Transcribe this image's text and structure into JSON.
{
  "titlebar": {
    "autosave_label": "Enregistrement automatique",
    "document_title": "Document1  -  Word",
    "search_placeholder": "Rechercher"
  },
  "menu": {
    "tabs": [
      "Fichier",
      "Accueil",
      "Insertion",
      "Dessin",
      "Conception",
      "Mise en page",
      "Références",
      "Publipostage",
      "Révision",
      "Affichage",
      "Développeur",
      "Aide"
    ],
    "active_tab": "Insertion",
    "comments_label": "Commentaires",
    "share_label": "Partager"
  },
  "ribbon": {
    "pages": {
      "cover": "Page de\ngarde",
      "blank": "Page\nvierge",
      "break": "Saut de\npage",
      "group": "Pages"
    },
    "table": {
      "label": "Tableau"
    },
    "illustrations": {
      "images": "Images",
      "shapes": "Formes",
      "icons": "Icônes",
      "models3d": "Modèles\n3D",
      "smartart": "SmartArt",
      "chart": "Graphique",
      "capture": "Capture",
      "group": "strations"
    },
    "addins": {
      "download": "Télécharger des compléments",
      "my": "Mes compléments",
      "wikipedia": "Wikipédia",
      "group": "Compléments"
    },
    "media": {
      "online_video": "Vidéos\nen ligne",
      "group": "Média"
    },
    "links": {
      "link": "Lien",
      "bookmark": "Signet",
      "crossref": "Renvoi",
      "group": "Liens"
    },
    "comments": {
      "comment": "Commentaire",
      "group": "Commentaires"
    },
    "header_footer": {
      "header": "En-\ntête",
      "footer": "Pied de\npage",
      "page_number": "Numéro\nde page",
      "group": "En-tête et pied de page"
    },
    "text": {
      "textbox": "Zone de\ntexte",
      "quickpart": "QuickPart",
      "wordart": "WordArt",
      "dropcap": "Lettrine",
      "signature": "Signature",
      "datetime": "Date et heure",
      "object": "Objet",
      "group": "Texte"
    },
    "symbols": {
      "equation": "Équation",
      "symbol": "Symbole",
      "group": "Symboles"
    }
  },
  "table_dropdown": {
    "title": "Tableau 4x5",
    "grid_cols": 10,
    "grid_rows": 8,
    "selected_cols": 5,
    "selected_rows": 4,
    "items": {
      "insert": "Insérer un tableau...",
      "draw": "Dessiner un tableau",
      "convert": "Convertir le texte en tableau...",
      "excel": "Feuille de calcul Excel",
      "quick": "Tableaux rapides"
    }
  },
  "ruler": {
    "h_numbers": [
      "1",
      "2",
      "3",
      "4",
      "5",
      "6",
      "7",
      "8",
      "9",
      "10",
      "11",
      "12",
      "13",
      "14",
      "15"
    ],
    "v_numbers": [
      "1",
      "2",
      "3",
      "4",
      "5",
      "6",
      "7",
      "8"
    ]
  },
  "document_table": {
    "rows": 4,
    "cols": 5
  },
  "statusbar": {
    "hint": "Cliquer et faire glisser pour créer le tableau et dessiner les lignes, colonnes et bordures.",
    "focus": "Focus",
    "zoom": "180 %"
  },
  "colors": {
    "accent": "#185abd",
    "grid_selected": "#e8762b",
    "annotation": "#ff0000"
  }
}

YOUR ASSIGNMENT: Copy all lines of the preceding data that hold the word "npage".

FINISHED TASK:
      "break": "Saut de\npage",
      "footer": "Pied de\npage",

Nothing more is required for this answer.